Is there any especially useful capability users might overlook?

Once the user has their application running correctly using the interpreter, they should really consider using the translator to convert it to C code which is then compiled into a normal binary file, and with a significant performance boost.

  • like writing a "C program" without coding in "C"
  • You can download Euphoria with a bundled C compiler; it's an effortless way to produce a compiled, finished product

the config file eu.cfg, for setting various runtime options.

What's a cool tip for people who use the software?

Check out the various ways that 'exit', 'continue', 'break' and 'retry' can be used inside flow control constructs.

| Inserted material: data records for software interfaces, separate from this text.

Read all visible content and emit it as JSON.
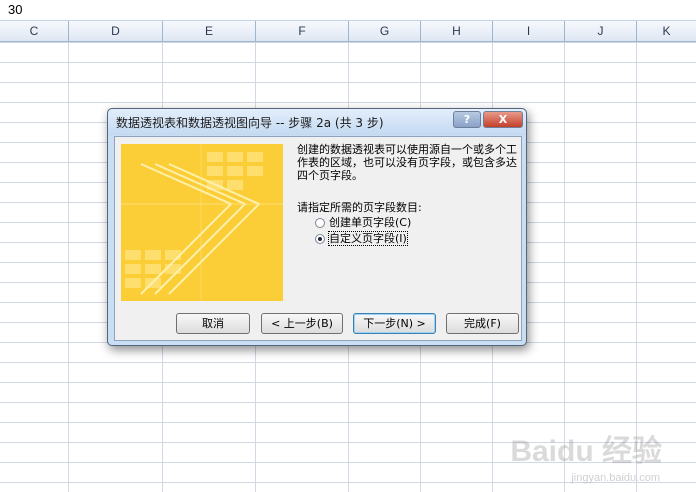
{
  "formula_bar": {
    "value": "30"
  },
  "columns": [
    "C",
    "D",
    "E",
    "F",
    "G",
    "H",
    "I",
    "J",
    "K"
  ],
  "dialog": {
    "title": "数据透视表和数据透视图向导 -- 步骤 2a (共 3 步)",
    "help_label": "?",
    "close_label": "X",
    "description": "创建的数据透视表可以使用源自一个或多个工作表的区域，也可以没有页字段，或包含多达四个页字段。",
    "prompt": "请指定所需的页字段数目:",
    "options": [
      {
        "label": "创建单页字段(C)",
        "selected": false
      },
      {
        "label": "自定义页字段(I)",
        "selected": true
      }
    ],
    "buttons": {
      "cancel": "取消",
      "back": "< 上一步(B)",
      "next": "下一步(N) >",
      "finish": "完成(F)"
    }
  },
  "watermark": {
    "brand": "Baidu 经验",
    "url": "jingyan.baidu.com"
  },
  "colors": {
    "image_fill": "#fbc51d",
    "title_bg": "#c4d9f1",
    "grid": "#d0d7e5"
  }
}
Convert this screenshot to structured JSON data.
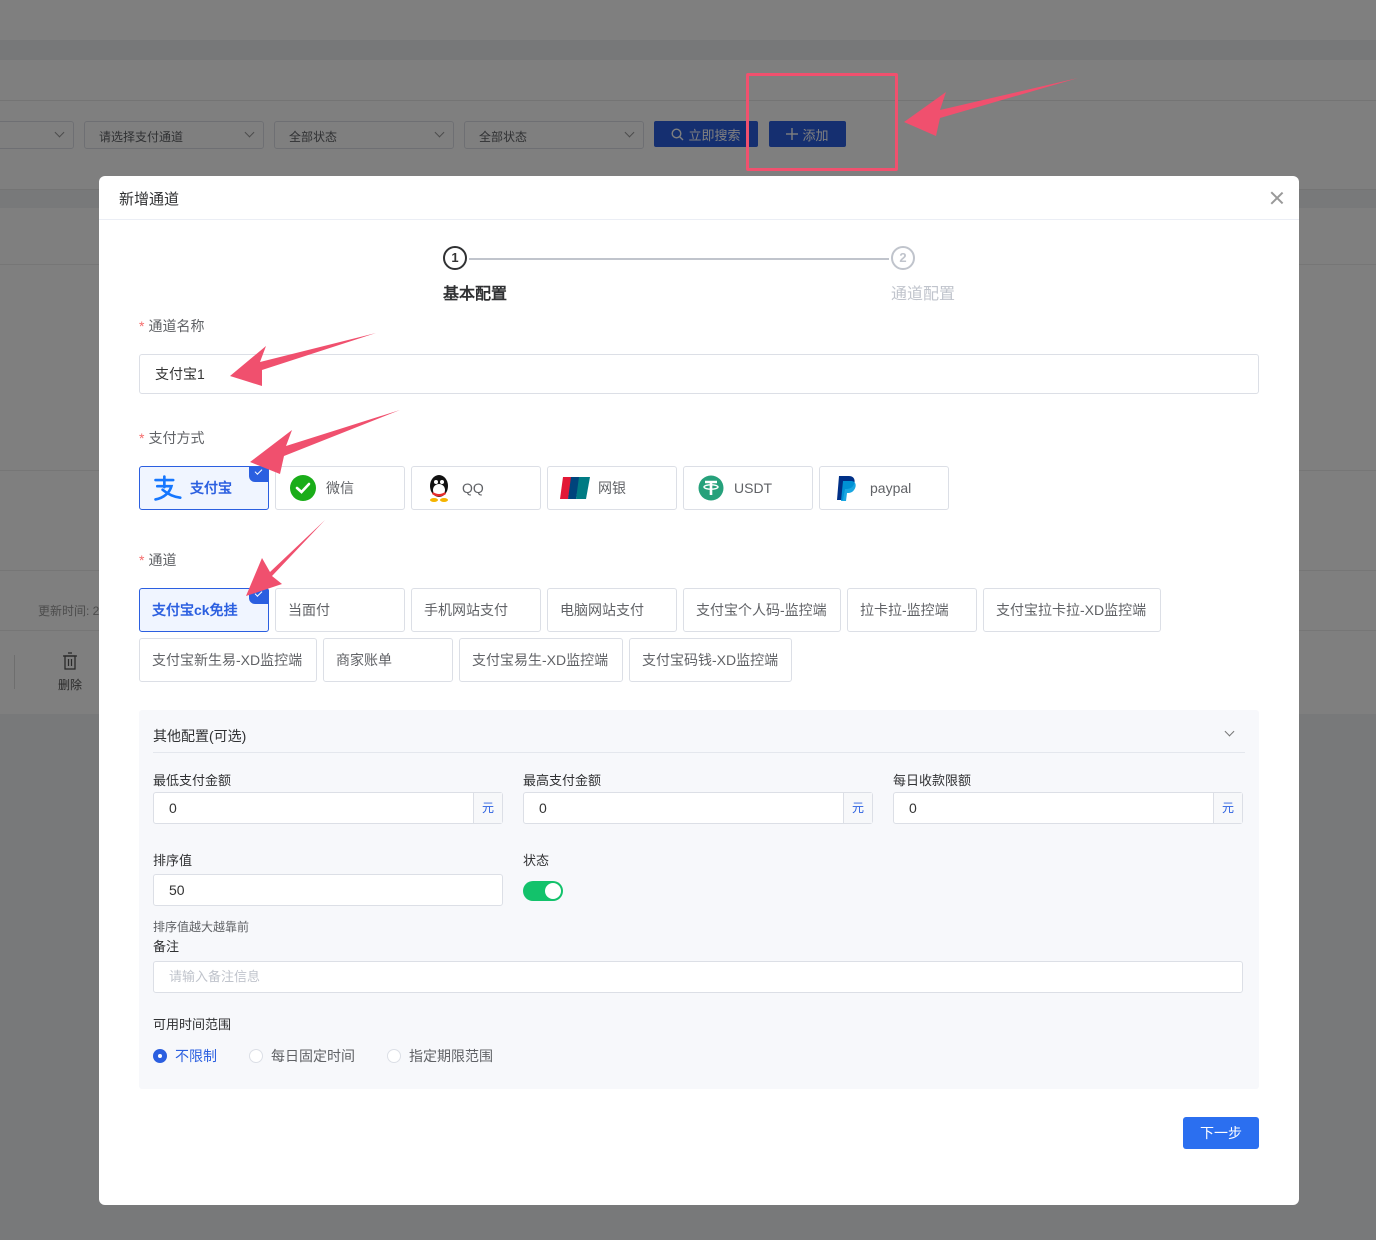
{
  "background": {
    "filters": {
      "channel_placeholder": "请选择支付通道",
      "status1": "全部状态",
      "status2": "全部状态"
    },
    "search_label": "立即搜索",
    "add_label": "添加",
    "update_time_label": "更新时间: 2",
    "delete_label": "删除"
  },
  "modal": {
    "title": "新增通道",
    "steps": [
      {
        "num": "1",
        "label": "基本配置"
      },
      {
        "num": "2",
        "label": "通道配置"
      }
    ],
    "name_label": "通道名称",
    "name_value": "支付宝1",
    "pay_method_label": "支付方式",
    "pay_methods": [
      {
        "label": "支付宝",
        "icon": "alipay-icon",
        "selected": true
      },
      {
        "label": "微信",
        "icon": "wechat-icon",
        "selected": false
      },
      {
        "label": "QQ",
        "icon": "qq-icon",
        "selected": false
      },
      {
        "label": "网银",
        "icon": "unionpay-icon",
        "selected": false
      },
      {
        "label": "USDT",
        "icon": "usdt-icon",
        "selected": false
      },
      {
        "label": "paypal",
        "icon": "paypal-icon",
        "selected": false
      }
    ],
    "channel_label": "通道",
    "channels": [
      "支付宝ck免挂",
      "当面付",
      "手机网站支付",
      "电脑网站支付",
      "支付宝个人码-监控端",
      "拉卡拉-监控端",
      "支付宝拉卡拉-XD监控端",
      "支付宝新生易-XD监控端",
      "商家账单",
      "支付宝易生-XD监控端",
      "支付宝码钱-XD监控端"
    ],
    "other": {
      "title": "其他配置(可选)",
      "min_amount_label": "最低支付金额",
      "min_amount": "0",
      "max_amount_label": "最高支付金额",
      "max_amount": "0",
      "daily_limit_label": "每日收款限额",
      "daily_limit": "0",
      "unit": "元",
      "sort_label": "排序值",
      "sort_value": "50",
      "sort_hint": "排序值越大越靠前",
      "status_label": "状态",
      "status_on": true,
      "remark_label": "备注",
      "remark_placeholder": "请输入备注信息",
      "time_range_label": "可用时间范围",
      "time_options": [
        "不限制",
        "每日固定时间",
        "指定期限范围"
      ]
    },
    "next_label": "下一步"
  },
  "colors": {
    "primary": "#2b5fe0",
    "annotation": "#f0506e",
    "toggle_on": "#13c26b"
  }
}
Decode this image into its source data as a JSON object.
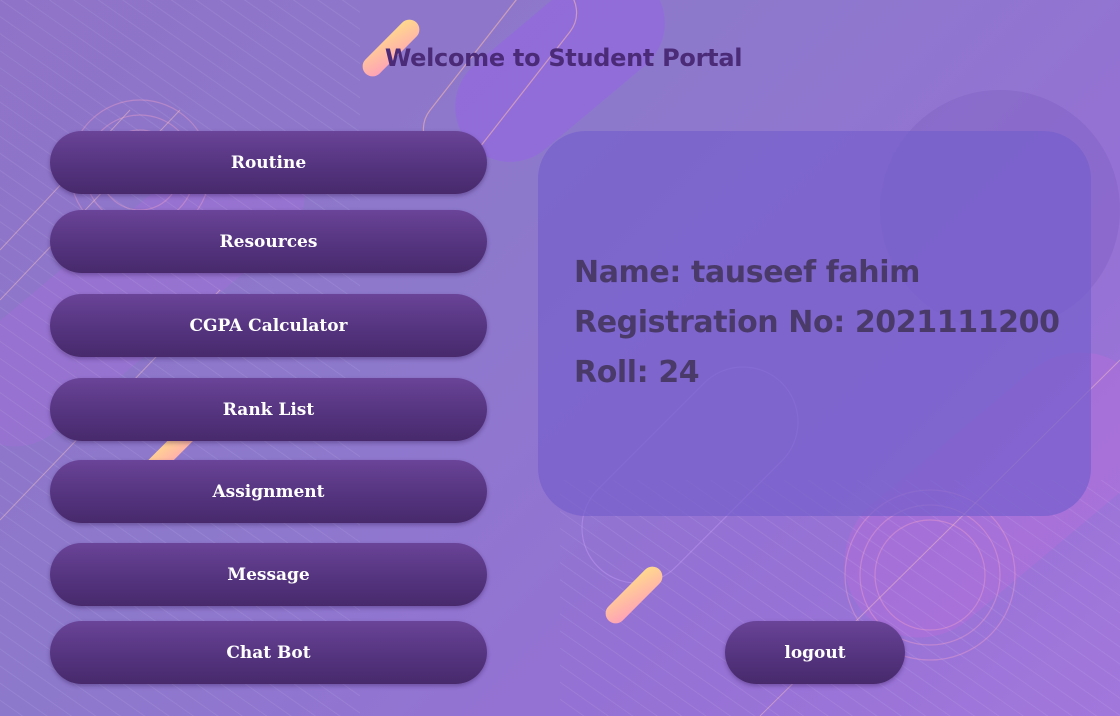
{
  "header": {
    "title": "Welcome to Student Portal"
  },
  "nav": {
    "items": [
      {
        "id": "routine",
        "label": "Routine"
      },
      {
        "id": "resources",
        "label": "Resources"
      },
      {
        "id": "cgpa-calculator",
        "label": "CGPA Calculator"
      },
      {
        "id": "rank-list",
        "label": "Rank List"
      },
      {
        "id": "assignment",
        "label": "Assignment"
      },
      {
        "id": "message",
        "label": "Message"
      },
      {
        "id": "chat-bot",
        "label": "Chat Bot"
      }
    ]
  },
  "profile": {
    "name_line": "Name: tauseef fahim",
    "registration_line": "Registration No: 2021111200",
    "roll_line": "Roll: 24"
  },
  "actions": {
    "logout_label": "logout"
  },
  "colors": {
    "background": "#8f73c8",
    "button": "#55347f",
    "title_text": "#4b2a78",
    "card": "#7660cc",
    "accent_yellow": "#ffd98a",
    "accent_pink": "#ff9fb8"
  }
}
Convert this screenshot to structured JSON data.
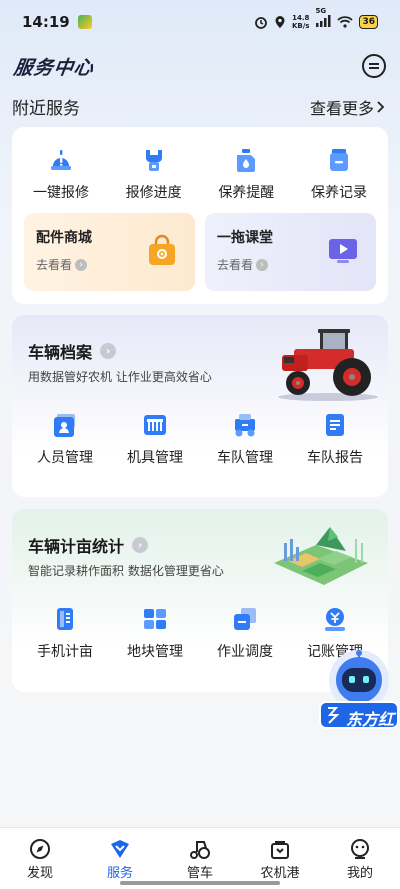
{
  "status_bar": {
    "time": "14:19",
    "speed": "14.8",
    "speed_unit": "KB/s",
    "network": "5G",
    "battery": "36"
  },
  "header": {
    "title": "服务中心"
  },
  "nearby": {
    "title": "附近服务",
    "more": "查看更多"
  },
  "quick_services": [
    {
      "label": "一键报修",
      "icon": "alert-icon"
    },
    {
      "label": "报修进度",
      "icon": "wrench-icon"
    },
    {
      "label": "保养提醒",
      "icon": "oil-can-icon"
    },
    {
      "label": "保养记录",
      "icon": "record-icon"
    }
  ],
  "promos": [
    {
      "title": "配件商城",
      "sub": "去看看",
      "icon": "shopping-bag-icon"
    },
    {
      "title": "一拖课堂",
      "sub": "去看看",
      "icon": "video-play-icon"
    }
  ],
  "vehicle_archive": {
    "title": "车辆档案",
    "subtitle": "用数据管好农机 让作业更高效省心",
    "items": [
      {
        "label": "人员管理",
        "icon": "person-card-icon"
      },
      {
        "label": "机具管理",
        "icon": "implement-icon"
      },
      {
        "label": "车队管理",
        "icon": "fleet-icon"
      },
      {
        "label": "车队报告",
        "icon": "report-icon"
      }
    ]
  },
  "area_stats": {
    "title": "车辆计亩统计",
    "subtitle": "智能记录耕作面积 数据化管理更省心",
    "items": [
      {
        "label": "手机计亩",
        "icon": "phone-measure-icon"
      },
      {
        "label": "地块管理",
        "icon": "plot-icon"
      },
      {
        "label": "作业调度",
        "icon": "dispatch-icon"
      },
      {
        "label": "记账管理",
        "icon": "accounting-icon"
      }
    ]
  },
  "assistant": {
    "brand": "东方红"
  },
  "tabs": [
    {
      "label": "发现",
      "icon": "compass-icon",
      "active": false
    },
    {
      "label": "服务",
      "icon": "service-icon",
      "active": true
    },
    {
      "label": "管车",
      "icon": "tractor-icon",
      "active": false
    },
    {
      "label": "农机港",
      "icon": "bag-icon",
      "active": false
    },
    {
      "label": "我的",
      "icon": "profile-icon",
      "active": false
    }
  ],
  "colors": {
    "accent": "#1e66e8",
    "icon_blue": "#2f7cf6",
    "promo_orange": "#f5a623",
    "promo_purple": "#6a63e8"
  }
}
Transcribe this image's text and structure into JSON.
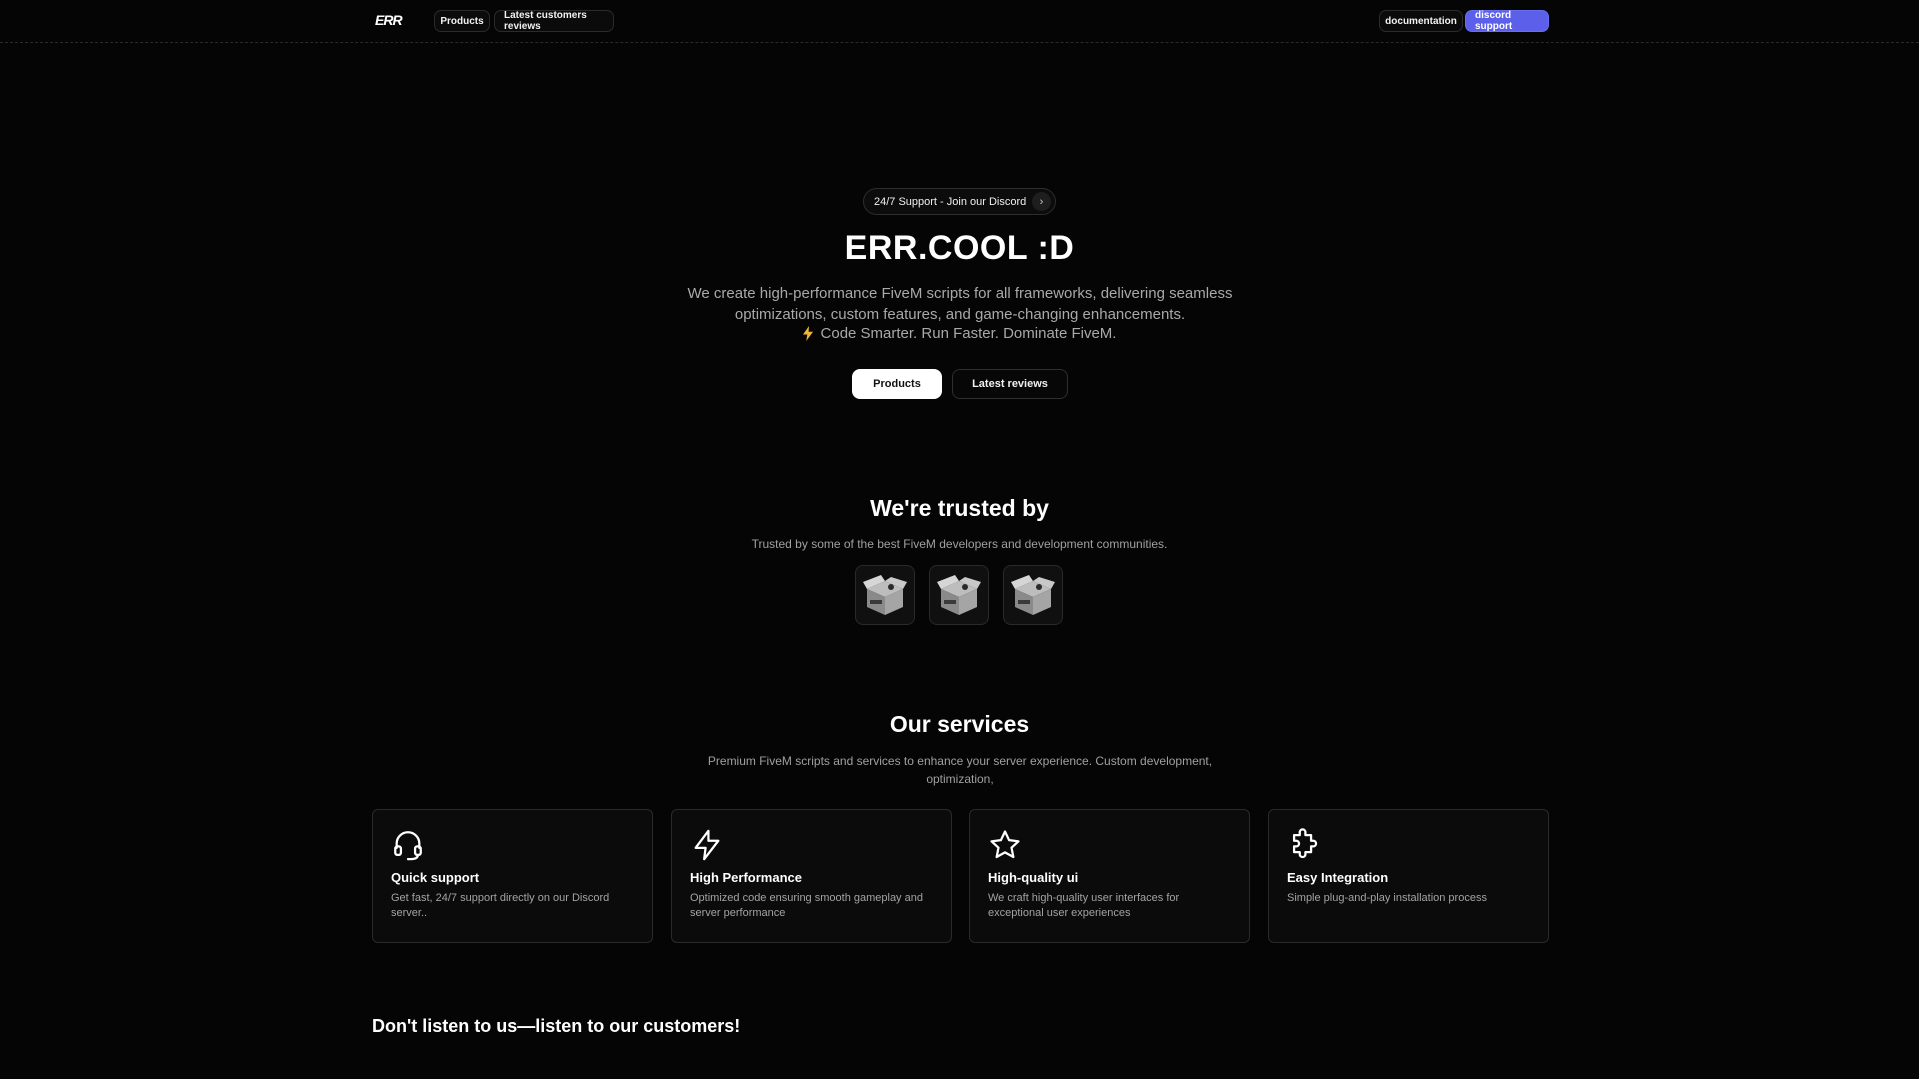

  • you can read and write sequences (any complexity and size) to human readable files--make an "ini" file for your program without any translating or parsing
  • don't adapt types and structures to your program, just write the program the way it seems natural to you; Euphoria sequences can handle whatever you can imagine.
  • go ahead and copy/move huge sequences of data, in reality Euphoria's internal pointers mean that only essential bits of the sequence are actually copied. This is one of the secrets to Euphoria's speed.
  • Euphoria is consistent and generic. Techniques that work on strings will often apply to just numbers as well -- You have fewer things to learn when programming in Euphoria.

What's coming up in future versions?

Performance enhancements, optimization of generated code, exceptions, co-routines, nested functions, native threading, object orientation, better integration with external code, dynamic code evaluation, embedding euphoria as a scripting engine, improved Unicode support.

How frequently do you make releases?

The change from v3 to v4 is an huge one; the code base has more than doubled in size. So the gap in time since v3 has been unusually large too. Once v4 has been released, we expect that minor releases would be made every few months and major releases every 12 to 18 months.

What do you need help with?

Documentation of course. The development team has put together a good set of documentation and doc generating tools, but we admit that this is not our primary focus.

And what's the best way for people who want to help to get in touch?

Visit the OpenEuphoria web forum: (forum and wiki all written using Euphoria, of course). and IRC://

Anything else you'd like to ask or tell the community?

  • Euphoria is the language you will enjoy programming in.
  • Euphoria works with your favorite operating system.
  • Join us!

Is there any suggestions for improving

  • Speed it up. smile
  • bring back the compile farm.


Quick Links

User menu

Not signed in.

Misc Menu